(Information given)

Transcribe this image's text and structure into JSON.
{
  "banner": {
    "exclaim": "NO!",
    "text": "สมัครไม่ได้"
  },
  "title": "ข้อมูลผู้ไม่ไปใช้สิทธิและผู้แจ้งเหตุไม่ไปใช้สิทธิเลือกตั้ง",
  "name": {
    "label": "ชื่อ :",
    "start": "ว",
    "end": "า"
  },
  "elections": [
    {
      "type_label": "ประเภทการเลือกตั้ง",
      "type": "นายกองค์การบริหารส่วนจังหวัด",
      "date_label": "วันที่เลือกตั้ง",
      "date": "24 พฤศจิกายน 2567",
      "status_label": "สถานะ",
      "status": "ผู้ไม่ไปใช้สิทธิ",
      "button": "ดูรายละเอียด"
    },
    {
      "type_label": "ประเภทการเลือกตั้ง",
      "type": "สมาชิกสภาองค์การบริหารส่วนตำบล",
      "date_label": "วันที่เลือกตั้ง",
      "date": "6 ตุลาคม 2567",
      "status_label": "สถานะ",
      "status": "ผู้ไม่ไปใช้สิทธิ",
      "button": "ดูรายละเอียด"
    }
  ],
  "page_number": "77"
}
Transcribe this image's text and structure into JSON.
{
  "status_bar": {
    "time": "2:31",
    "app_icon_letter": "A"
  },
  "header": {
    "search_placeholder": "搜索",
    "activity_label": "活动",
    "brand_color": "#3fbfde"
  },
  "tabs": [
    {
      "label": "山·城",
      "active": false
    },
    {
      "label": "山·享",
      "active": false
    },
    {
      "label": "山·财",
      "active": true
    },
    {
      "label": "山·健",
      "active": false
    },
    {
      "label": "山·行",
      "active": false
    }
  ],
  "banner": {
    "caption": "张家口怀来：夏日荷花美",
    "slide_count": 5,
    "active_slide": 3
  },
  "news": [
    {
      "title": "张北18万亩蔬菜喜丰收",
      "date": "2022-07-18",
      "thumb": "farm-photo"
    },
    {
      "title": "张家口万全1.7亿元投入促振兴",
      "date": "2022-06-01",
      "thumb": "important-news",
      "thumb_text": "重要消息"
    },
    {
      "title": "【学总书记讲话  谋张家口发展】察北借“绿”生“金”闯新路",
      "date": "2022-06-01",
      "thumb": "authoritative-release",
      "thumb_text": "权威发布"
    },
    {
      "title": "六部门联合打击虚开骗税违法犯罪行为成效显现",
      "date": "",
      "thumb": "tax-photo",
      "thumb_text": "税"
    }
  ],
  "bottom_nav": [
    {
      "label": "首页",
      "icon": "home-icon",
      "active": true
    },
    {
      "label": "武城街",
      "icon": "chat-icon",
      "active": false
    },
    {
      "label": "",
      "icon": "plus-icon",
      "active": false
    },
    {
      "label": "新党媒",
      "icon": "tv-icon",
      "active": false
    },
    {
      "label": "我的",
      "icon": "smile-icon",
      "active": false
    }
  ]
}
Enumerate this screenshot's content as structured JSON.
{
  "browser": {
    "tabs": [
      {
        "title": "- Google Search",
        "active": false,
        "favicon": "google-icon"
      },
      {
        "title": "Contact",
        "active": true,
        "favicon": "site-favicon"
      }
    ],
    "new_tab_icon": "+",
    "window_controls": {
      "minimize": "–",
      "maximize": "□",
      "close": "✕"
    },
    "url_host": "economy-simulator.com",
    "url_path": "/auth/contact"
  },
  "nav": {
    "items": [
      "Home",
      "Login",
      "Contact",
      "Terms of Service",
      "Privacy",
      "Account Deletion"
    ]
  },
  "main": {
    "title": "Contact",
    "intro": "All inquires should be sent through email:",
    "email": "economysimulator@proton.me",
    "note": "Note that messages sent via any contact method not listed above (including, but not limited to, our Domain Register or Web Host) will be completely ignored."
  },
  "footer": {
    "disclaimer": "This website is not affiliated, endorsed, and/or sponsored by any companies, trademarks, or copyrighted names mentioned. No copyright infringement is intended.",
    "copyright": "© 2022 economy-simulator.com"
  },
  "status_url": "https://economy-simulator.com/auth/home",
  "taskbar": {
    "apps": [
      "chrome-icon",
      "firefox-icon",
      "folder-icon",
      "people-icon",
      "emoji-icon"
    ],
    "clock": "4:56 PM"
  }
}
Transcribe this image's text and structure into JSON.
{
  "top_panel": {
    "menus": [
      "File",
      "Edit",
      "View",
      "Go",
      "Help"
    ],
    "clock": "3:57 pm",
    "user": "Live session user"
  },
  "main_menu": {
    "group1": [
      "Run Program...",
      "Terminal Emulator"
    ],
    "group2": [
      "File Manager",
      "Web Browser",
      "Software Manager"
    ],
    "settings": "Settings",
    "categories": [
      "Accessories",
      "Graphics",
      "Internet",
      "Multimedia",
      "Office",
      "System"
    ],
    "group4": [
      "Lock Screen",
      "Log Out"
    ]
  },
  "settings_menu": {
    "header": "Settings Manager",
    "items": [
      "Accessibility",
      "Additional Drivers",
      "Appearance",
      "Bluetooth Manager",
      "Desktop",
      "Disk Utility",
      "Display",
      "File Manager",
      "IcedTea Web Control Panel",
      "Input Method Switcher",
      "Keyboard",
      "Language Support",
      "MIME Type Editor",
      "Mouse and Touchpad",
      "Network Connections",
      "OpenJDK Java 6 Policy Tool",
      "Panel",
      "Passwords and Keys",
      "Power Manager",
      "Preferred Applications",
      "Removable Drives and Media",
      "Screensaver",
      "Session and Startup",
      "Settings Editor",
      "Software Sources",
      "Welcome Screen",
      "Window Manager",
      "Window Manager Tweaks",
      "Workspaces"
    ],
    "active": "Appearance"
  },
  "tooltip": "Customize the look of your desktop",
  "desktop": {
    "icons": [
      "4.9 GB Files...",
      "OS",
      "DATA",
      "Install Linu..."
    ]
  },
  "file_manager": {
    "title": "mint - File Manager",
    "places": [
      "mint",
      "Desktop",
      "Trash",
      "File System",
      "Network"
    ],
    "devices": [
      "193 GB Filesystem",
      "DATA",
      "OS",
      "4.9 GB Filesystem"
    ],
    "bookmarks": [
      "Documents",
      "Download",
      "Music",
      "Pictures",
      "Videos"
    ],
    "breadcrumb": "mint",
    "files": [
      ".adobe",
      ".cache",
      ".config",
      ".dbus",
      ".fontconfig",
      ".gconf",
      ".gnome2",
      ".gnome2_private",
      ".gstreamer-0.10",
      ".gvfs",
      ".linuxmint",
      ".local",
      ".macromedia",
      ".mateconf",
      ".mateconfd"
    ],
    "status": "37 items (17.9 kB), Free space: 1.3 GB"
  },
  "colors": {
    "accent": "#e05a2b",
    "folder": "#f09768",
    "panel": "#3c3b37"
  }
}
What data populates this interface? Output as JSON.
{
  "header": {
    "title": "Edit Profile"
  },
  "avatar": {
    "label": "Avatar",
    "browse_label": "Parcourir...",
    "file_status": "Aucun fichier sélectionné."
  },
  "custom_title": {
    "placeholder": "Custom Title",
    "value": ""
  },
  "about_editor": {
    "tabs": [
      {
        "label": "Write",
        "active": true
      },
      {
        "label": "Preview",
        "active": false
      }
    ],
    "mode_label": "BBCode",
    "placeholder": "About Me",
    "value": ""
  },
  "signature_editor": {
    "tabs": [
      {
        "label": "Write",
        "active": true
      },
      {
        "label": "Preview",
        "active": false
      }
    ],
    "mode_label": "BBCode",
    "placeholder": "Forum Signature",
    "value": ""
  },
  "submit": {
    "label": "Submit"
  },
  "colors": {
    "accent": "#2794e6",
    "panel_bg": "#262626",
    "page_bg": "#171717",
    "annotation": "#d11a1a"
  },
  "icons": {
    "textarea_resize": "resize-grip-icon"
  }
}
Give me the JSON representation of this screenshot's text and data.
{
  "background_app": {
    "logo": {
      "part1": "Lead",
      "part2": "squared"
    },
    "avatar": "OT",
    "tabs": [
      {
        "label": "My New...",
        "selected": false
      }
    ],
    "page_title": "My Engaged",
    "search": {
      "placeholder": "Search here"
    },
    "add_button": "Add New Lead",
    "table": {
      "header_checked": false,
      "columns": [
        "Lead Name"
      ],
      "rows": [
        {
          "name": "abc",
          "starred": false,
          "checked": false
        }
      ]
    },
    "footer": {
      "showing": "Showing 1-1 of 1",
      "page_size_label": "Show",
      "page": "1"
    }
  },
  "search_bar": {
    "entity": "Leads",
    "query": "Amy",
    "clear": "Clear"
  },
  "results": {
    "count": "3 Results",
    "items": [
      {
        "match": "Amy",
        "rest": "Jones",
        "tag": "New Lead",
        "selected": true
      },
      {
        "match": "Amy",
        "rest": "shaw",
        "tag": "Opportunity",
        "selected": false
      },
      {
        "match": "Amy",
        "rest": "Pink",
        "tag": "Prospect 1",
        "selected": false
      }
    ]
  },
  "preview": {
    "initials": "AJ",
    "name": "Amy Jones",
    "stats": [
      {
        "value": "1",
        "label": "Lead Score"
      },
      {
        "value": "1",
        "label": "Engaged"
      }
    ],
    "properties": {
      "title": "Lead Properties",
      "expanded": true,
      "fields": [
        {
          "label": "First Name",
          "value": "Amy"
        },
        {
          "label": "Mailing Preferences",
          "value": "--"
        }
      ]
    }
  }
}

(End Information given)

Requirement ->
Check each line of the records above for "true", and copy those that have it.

Solution below ->
      "active": true
      "active": true
        "active": true,
        "active": true
        "active": true
        "selected": true
      "expanded": true,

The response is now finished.